## What is needed
Report each line of the records below that holds the word "icon".

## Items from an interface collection
********

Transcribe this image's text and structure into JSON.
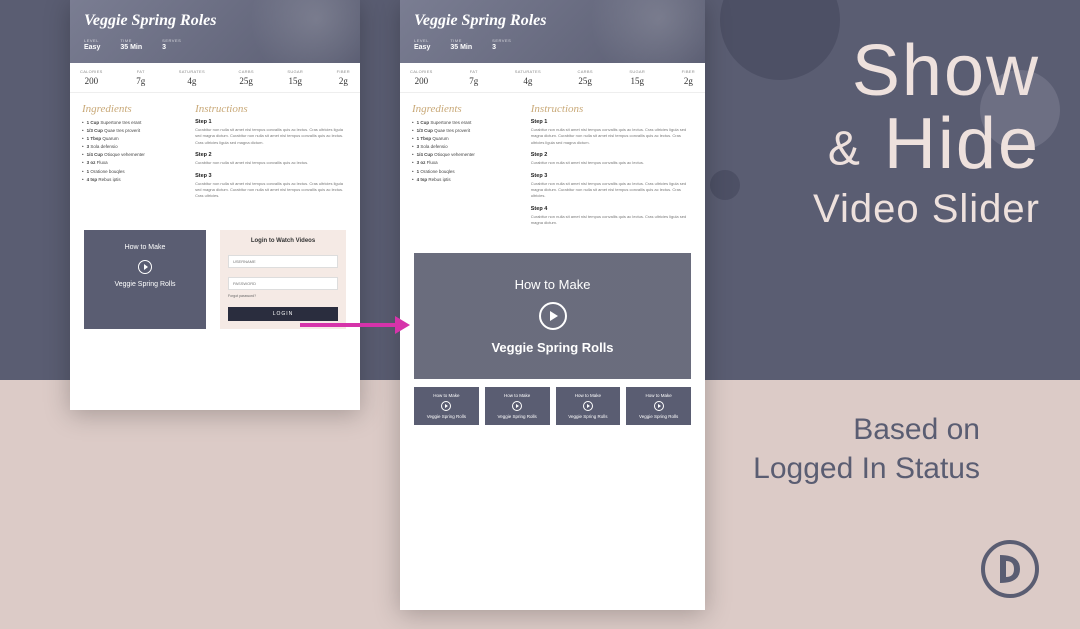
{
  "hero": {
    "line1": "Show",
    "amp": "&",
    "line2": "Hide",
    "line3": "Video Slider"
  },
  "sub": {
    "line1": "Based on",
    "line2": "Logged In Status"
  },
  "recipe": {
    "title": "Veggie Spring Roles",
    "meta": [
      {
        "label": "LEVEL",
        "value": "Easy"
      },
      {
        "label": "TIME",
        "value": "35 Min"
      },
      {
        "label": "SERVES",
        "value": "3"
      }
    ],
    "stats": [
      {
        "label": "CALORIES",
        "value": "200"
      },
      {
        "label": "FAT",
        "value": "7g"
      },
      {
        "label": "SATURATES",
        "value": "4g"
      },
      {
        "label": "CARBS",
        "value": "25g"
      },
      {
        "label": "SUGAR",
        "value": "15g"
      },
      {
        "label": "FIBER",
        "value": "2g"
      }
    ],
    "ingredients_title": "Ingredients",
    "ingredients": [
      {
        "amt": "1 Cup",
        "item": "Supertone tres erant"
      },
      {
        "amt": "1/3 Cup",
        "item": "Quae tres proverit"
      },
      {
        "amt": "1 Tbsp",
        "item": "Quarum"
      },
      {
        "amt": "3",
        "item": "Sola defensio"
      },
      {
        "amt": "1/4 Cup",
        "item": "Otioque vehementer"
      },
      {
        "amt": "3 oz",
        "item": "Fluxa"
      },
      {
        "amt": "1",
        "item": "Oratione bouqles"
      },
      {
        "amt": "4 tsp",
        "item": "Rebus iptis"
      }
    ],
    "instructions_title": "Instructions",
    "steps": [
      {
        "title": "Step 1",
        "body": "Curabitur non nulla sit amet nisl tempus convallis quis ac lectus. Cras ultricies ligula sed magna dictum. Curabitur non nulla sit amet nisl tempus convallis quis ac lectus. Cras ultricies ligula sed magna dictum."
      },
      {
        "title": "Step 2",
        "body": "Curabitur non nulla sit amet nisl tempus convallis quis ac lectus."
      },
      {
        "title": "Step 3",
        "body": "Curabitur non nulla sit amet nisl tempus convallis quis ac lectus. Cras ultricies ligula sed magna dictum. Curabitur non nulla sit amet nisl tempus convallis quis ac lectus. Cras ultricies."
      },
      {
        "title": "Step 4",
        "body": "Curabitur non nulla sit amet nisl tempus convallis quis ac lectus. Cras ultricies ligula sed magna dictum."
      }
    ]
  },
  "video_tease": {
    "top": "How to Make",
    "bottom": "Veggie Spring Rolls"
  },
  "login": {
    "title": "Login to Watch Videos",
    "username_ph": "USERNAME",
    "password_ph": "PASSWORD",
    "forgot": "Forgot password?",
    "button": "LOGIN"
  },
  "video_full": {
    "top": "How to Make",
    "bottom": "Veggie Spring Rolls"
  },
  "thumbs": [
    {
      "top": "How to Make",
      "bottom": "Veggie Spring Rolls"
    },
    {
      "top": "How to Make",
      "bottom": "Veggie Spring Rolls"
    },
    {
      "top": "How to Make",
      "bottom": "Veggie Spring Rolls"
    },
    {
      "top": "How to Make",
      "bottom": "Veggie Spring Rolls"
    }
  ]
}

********

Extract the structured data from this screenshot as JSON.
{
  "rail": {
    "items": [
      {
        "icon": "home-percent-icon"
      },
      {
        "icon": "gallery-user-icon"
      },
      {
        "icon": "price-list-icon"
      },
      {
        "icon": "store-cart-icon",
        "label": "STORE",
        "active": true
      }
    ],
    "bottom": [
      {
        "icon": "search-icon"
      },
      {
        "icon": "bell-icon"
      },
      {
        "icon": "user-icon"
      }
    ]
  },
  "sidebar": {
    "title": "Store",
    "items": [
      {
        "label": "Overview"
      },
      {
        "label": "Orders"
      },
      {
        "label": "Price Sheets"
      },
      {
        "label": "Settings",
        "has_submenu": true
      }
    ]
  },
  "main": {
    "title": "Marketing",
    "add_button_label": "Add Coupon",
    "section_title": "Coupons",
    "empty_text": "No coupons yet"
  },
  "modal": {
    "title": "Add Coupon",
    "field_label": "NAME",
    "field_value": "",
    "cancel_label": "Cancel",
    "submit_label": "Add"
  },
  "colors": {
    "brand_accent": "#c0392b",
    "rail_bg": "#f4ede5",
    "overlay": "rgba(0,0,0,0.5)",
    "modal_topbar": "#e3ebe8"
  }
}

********

## Problem solution
        "icon": "home-percent-icon"
        "icon": "gallery-user-icon"
        "icon": "price-list-icon"
        "icon": "store-cart-icon",
        "icon": "search-icon"
        "icon": "bell-icon"
        "icon": "user-icon"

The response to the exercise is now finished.